Dataset entries:
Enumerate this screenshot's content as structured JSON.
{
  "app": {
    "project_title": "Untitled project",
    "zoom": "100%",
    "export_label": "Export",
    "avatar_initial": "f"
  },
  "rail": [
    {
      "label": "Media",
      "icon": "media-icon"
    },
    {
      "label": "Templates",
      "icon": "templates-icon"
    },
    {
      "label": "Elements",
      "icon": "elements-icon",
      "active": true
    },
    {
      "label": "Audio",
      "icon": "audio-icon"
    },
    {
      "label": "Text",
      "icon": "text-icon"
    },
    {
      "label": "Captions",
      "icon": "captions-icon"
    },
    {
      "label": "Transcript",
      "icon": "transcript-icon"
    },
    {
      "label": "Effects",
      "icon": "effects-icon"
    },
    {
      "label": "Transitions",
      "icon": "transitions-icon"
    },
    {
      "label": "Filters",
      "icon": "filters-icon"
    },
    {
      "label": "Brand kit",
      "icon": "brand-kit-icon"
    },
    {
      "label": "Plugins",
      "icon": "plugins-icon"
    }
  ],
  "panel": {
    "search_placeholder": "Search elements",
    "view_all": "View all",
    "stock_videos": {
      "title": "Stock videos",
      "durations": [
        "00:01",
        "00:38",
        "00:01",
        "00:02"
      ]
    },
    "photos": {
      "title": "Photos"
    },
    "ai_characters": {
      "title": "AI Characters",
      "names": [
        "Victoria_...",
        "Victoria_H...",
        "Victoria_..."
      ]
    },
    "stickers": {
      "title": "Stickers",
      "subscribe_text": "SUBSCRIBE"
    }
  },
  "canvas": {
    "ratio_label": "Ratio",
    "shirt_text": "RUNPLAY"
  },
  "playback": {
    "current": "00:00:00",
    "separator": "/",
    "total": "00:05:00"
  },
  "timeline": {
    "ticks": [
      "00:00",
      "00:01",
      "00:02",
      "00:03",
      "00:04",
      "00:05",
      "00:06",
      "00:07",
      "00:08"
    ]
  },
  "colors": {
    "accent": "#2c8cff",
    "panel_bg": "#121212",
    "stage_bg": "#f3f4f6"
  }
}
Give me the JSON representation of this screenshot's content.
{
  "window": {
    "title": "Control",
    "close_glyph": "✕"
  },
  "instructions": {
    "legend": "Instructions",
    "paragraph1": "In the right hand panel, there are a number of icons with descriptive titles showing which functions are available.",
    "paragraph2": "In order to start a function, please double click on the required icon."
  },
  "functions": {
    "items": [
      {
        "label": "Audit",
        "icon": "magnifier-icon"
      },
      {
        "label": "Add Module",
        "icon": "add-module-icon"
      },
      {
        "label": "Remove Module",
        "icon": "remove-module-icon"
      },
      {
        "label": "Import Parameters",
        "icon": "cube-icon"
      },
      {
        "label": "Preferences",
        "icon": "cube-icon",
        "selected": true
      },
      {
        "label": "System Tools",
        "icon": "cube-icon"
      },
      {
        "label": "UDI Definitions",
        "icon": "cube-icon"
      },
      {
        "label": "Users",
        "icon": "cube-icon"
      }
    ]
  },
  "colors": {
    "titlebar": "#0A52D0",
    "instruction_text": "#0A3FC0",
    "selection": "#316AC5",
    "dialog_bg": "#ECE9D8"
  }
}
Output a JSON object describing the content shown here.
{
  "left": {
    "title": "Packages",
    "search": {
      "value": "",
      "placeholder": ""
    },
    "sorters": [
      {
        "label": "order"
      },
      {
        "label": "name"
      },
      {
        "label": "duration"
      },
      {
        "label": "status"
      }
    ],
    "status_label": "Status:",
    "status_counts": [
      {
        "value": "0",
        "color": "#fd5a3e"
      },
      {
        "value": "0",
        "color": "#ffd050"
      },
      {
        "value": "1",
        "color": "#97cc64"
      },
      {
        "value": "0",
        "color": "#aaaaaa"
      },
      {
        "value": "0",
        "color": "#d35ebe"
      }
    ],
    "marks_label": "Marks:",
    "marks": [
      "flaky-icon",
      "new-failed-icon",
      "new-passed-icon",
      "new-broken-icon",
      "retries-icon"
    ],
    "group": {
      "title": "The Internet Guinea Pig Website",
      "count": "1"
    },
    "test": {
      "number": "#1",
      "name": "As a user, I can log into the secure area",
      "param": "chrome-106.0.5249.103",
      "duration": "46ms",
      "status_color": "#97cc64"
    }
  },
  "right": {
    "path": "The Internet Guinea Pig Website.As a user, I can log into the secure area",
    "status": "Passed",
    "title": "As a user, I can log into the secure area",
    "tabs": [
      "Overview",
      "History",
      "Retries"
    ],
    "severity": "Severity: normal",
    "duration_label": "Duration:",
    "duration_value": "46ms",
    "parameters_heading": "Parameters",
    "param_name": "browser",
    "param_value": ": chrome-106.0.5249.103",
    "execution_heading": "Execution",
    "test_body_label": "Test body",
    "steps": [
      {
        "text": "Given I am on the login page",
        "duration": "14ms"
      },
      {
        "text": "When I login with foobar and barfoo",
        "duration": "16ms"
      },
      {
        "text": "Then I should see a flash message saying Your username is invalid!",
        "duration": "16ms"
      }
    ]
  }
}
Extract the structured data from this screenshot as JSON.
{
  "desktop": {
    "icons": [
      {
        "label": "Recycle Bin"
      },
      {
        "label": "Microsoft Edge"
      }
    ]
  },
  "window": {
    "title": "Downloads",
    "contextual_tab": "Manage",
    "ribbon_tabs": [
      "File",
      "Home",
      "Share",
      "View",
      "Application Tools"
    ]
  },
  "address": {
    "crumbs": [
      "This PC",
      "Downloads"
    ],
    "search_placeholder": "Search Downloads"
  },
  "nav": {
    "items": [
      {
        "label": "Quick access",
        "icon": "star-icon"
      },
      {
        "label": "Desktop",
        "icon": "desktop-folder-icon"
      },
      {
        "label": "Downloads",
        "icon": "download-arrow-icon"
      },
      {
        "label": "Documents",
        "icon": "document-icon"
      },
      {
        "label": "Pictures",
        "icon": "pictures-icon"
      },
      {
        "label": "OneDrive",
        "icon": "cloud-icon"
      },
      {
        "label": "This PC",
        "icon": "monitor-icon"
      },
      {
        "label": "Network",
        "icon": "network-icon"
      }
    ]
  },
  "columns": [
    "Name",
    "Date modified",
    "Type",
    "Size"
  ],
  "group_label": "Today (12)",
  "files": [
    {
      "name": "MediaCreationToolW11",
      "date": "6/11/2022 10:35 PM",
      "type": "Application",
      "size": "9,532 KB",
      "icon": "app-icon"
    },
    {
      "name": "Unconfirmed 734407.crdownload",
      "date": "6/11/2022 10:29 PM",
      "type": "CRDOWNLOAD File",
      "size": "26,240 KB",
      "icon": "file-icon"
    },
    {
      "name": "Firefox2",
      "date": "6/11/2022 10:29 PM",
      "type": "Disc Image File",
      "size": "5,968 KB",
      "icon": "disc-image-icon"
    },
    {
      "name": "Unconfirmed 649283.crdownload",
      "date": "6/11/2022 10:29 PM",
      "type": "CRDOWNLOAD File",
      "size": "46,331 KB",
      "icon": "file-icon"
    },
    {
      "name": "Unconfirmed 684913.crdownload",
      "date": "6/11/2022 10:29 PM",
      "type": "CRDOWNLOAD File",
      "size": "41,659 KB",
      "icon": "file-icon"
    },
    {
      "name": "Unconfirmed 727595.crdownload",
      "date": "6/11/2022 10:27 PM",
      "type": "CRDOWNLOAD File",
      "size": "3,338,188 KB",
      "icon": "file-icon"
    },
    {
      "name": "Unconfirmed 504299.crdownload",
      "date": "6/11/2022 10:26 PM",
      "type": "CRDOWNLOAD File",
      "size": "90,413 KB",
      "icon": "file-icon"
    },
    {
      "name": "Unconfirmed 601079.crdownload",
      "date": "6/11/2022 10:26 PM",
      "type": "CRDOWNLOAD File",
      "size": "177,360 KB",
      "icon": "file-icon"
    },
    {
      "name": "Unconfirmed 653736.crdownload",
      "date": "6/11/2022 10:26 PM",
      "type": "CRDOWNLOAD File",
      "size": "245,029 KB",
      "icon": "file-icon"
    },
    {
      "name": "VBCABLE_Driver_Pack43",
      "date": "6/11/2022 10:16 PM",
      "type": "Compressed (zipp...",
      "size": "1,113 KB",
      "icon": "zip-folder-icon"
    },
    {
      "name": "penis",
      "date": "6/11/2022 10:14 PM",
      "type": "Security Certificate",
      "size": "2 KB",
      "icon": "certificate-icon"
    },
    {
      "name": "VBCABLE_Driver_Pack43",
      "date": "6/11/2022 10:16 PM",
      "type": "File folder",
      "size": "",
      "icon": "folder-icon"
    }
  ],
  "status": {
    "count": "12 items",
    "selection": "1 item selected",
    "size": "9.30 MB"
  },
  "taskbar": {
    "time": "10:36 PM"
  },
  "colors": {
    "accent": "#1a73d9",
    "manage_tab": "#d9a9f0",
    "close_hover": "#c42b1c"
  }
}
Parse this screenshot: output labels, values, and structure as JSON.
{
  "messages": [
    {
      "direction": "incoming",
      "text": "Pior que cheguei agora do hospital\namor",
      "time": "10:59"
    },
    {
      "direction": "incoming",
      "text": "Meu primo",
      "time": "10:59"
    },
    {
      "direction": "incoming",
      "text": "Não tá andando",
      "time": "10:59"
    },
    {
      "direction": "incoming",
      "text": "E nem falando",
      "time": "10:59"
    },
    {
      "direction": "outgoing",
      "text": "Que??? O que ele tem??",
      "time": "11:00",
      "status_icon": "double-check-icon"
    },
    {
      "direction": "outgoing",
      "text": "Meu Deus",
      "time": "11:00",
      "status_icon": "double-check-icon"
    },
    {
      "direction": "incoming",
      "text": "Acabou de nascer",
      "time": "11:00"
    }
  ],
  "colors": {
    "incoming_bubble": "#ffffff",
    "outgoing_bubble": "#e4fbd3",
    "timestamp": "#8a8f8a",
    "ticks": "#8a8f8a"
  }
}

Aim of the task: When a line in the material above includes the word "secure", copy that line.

Answer to this exercise:
      "name": "As a user, I can log into the secure area",
    "path": "The Internet Guinea Pig Website.As a user, I can log into the secure area",
    "title": "As a user, I can log into the secure area",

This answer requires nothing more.